Sasson Naim has spent the better part of his 85 years trying to change that.
An accountant by profession, he’s president of the Worldwide Federation of Aramaic Speakers — a charity he established 10 days after Haham Shmuel’s passing in 1979.
“Aramaic is not dead for me. It’s my mother tongue,” said Naim, whose organization — operating on a shoestring budget — recently printed an Aramaic-Hebrew-English dictionary for the 50,000 or so people in Israel who still speak the ancient language.
But Naim’s most enduring memory is of learning Hebrew, not Aramaic. When he was 3 years old, Naim’s parents took him to the local synagogue in Saqqez where Haham Shmuel was teaching.
“My mother brought refreshments and cookies for all the children,” he recalled with emotion. “He wrote out all the letters, not in ink but in honey.
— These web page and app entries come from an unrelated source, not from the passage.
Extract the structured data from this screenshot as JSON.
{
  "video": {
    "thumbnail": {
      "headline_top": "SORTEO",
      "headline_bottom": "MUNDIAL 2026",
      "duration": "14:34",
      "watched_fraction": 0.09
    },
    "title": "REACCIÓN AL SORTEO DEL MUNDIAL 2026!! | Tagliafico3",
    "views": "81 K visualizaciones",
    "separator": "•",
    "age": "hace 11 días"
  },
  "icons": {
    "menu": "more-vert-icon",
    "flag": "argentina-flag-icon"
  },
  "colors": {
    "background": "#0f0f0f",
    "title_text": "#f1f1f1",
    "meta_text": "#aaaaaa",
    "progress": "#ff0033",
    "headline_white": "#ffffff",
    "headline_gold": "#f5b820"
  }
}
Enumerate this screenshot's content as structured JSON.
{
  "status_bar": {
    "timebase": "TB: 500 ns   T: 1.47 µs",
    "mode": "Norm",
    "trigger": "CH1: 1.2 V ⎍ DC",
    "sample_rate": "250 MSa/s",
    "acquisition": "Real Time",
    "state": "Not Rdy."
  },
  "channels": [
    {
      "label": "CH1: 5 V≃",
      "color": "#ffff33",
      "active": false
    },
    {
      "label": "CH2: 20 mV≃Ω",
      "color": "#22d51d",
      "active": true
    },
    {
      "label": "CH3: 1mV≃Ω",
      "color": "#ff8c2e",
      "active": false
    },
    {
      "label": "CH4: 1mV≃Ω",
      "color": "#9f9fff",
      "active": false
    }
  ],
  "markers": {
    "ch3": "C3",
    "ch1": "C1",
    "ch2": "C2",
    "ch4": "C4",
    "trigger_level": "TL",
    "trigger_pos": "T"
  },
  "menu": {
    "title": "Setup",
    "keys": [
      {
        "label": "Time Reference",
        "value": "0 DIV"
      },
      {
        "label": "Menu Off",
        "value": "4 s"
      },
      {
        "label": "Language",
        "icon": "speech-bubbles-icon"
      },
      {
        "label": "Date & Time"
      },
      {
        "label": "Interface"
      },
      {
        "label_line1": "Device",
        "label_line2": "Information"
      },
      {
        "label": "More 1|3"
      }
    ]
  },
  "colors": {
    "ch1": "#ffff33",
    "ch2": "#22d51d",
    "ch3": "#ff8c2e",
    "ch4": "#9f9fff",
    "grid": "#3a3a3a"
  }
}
And I had to lick it and swallow the letters. Since I loved him so much, every Shabbat I would go to the synagogue. There was a step made of black stone, and I would sit on that stone in winter and in summer for many hours, from early in the morning until arvit [evening prayer service] was over, just to hear his sermons.”
Bruchim’s lessons eventually paid off — preparing Naim well in advance for a successful, prosperous life in Israel.
“At the age of 4, I wrote the birkat hamazon [grace after meals] in Hebrew, in my own handwriting,” he said proudly. “The haham didn’t find even one mistake.”